Curt: Absolutely. We are back to the problem with the idea that there is a prevailing national aesthetic. You should not be able to show up at one of our sister regional theatres and experience an aesthetic sameness between their shows and ours. When that is true, it is unfortunate and dangerous. I see that even in New York. A dangerous aesthetic sameness. Here at Trinity we have built a community that embraces our range. We celebrate our different voices, and our uniqueness.
Deb: What has surprised you most about your journey of leading this institution?

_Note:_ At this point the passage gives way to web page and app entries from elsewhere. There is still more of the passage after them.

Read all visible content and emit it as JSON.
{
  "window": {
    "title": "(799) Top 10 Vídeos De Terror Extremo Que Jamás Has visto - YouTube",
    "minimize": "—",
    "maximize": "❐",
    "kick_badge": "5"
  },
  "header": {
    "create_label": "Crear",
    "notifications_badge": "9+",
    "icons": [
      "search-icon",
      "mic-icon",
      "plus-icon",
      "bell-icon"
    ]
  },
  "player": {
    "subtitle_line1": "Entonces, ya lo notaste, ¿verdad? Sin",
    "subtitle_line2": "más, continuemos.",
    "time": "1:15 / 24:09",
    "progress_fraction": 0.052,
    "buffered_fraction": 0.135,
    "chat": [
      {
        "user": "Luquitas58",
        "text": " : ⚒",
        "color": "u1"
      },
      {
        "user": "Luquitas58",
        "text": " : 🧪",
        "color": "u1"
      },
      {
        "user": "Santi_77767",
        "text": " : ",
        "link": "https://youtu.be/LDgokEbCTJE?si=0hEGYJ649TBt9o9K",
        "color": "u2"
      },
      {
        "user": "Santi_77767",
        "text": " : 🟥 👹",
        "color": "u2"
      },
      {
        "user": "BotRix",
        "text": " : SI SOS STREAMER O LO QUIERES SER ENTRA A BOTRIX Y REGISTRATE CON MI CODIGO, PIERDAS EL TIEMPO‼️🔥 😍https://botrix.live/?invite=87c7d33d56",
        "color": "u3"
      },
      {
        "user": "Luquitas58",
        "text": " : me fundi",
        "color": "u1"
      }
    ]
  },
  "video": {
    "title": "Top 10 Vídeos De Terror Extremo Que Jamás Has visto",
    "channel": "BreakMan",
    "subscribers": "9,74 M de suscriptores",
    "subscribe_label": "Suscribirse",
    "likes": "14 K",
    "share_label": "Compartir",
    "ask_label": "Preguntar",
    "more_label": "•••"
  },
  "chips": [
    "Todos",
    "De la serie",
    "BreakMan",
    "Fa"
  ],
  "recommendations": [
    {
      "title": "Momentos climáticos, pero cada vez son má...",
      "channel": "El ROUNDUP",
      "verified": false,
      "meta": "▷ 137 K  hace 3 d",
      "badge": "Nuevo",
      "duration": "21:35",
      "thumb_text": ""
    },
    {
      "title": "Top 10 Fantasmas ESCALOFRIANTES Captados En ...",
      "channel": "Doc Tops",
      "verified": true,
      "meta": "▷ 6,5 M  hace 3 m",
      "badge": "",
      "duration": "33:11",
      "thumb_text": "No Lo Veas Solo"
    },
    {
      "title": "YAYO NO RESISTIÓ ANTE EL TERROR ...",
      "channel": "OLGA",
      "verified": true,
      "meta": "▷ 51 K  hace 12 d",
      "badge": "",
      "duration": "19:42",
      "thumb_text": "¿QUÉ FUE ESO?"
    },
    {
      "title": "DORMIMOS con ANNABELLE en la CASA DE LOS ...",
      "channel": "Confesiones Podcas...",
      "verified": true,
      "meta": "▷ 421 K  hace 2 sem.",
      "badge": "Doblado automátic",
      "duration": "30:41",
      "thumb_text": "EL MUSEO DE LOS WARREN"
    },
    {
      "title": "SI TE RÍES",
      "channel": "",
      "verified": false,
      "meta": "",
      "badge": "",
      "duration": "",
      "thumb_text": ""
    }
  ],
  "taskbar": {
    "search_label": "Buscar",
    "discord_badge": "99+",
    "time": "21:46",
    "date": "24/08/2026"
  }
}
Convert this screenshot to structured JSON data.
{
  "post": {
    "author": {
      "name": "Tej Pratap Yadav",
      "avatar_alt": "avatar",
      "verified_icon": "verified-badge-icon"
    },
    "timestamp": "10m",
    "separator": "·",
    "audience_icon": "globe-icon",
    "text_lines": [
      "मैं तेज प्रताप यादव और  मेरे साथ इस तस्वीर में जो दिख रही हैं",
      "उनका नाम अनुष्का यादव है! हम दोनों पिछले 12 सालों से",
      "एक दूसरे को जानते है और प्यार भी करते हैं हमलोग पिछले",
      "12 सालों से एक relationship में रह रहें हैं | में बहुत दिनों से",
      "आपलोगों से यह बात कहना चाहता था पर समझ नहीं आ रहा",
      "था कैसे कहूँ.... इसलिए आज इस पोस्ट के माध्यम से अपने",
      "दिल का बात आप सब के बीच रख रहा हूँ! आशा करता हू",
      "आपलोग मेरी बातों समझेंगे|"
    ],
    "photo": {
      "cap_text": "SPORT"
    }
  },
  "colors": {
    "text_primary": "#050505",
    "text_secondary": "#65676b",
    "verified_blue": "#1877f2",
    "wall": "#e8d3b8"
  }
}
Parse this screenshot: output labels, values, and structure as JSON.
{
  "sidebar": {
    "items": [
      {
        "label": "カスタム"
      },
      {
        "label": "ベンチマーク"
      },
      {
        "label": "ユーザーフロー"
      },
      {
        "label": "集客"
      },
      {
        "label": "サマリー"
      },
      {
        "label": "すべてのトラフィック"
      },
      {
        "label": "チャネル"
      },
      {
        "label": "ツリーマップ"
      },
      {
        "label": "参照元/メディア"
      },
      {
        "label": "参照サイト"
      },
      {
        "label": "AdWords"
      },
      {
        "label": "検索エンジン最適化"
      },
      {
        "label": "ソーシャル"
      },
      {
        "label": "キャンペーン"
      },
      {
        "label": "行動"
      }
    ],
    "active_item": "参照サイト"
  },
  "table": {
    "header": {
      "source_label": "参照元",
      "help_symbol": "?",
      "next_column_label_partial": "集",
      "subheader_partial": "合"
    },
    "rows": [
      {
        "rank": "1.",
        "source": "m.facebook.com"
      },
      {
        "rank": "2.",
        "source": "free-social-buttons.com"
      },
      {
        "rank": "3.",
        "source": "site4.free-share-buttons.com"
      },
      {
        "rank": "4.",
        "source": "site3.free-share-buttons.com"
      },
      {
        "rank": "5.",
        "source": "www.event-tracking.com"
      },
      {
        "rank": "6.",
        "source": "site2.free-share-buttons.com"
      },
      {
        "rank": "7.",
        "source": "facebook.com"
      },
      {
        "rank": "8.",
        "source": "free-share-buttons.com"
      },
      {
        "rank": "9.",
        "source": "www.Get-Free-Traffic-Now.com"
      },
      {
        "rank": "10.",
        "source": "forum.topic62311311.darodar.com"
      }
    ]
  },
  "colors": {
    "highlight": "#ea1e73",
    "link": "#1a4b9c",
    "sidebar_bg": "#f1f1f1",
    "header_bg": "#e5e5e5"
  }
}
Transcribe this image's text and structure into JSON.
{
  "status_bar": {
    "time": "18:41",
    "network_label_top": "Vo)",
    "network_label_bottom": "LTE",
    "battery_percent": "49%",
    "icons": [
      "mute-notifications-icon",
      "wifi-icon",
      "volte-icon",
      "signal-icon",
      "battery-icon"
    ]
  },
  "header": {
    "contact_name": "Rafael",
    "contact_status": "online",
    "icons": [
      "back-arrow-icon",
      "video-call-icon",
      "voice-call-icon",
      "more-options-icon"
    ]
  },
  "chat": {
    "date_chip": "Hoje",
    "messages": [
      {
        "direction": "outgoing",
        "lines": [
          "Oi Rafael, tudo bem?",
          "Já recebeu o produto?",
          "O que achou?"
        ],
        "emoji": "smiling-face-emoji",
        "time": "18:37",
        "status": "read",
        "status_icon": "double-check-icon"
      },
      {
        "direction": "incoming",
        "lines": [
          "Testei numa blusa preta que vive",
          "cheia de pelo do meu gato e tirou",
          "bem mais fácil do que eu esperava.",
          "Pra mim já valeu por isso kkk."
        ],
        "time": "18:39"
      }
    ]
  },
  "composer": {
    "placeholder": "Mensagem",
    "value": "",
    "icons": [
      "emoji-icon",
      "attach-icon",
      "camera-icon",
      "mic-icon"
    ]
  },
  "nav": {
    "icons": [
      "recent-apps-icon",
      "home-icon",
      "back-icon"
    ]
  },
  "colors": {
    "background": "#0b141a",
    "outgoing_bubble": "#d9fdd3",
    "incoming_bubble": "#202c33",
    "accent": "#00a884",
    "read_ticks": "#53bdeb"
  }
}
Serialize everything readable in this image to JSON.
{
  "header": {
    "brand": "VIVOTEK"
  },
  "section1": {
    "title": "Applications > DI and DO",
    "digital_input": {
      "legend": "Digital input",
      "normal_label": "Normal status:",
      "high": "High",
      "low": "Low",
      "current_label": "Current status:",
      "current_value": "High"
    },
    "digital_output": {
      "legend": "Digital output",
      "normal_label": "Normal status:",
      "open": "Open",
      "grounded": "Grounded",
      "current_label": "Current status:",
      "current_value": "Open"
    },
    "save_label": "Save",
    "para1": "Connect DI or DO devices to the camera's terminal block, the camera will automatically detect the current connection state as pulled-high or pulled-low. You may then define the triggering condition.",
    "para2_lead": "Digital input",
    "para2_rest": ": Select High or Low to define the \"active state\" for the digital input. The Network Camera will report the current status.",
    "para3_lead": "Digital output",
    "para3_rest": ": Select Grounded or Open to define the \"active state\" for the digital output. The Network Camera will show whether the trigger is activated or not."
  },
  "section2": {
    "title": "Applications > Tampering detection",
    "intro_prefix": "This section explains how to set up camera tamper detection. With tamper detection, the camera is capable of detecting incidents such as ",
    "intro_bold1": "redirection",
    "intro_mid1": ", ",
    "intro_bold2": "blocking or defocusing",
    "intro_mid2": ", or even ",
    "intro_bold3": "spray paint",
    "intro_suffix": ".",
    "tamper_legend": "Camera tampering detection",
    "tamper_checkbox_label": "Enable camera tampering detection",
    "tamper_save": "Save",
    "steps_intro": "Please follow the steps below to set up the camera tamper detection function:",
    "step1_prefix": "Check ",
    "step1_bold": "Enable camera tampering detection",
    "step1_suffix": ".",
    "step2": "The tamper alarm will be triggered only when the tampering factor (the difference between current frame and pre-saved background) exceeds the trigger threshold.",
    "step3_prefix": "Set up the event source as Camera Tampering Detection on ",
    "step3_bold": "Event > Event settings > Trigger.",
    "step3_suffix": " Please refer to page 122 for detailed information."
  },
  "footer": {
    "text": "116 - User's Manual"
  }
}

Curt: Candidly, it’s only within the last year that it feels like my theatre. And that is of course year eight of leading it! I feel like I can now look back over a body of work that we have co-created as a company. And I think of us all as a company—there is the acting company, and the ensemble of artists, and the people who make the marketing and the people who hang the lights—everyone. We are together a company of people who devise theatrical experience. Further, we are a community-based company. So the big surprise to me has been just how community-based I have made this theatre. You and I have talked about this before, we value as qualities in our lives longevity in relationships and home-building. As artists, we are so often unmoored from anything that feels like home. The quality that I have been trying to play forward is home. One of the things my husband said to me when we moved here is that I had to make this a place for families. You have to make space for your employees to create their own families. And so we’ve had a baby boom since I moved here!
Deb: And even simply the opportunity to be present in one’s marriage—
Curt: Yes, present in one’s marriage. Modeling that behavior and holding that as a quality for younger artists to witness. Brian McEleney and Stephen Berenson, both acting company members for decades, have been a couple for thirty-eight years. Art-making is not only about booze, broads, and a one-room apartment with a hot plate!
Curt: The theatre is a guild craft. It is passed down from one person to another. It’s not something that you can distance-learn. So we are and must be artists and teachers. Each of us works in the theatre and we are teachers and mentors in the classroom. We bring challenges to our students and they work through those challenges and then their work inflects our work as we return to our own projects.
Deb: What do you value about Trinity’s past?
Curt: Most important to me has been to uphold and further company, community, and education. We have stretched the acting company to grow and find new parts of themselves as artists. We don’t assume that they are in a fixed state––even if they are sixty-five years old, we assume they want to learn and grow. Our education program, Project Discovery, is now forty-seven seasons old. We have done much more complex education programming around our season of plays. Our initiatives are for all ages within our community. I call it cradle to grave programming––wait, let’s call it cradle to rocking chair!
Curt: So our education program has become more inclusive, and more vibrant. And our community partnerships are invisible to most people but essential to our roots in the city. For example, every year during Christmas Carol, Scrooge steps out and does a speech for the Rhode Island Community Food Bank encouraging people to give pocket change as they leave the theatre. Since we started doing this, we have raised over a quarter of a million of dollars for that organization. Also, we dedicate our final dress rehearsal to a host of community organizations––battered women’s shelters, Direct Action for Rights and Equality, Sisters Overcoming Abusive Relationships, folks in transitional housing––they all come and get free tickets and see our plays. Groups have even developed their own stories through our education department. We are now truly our community’s theatre. It’s a great moment for us.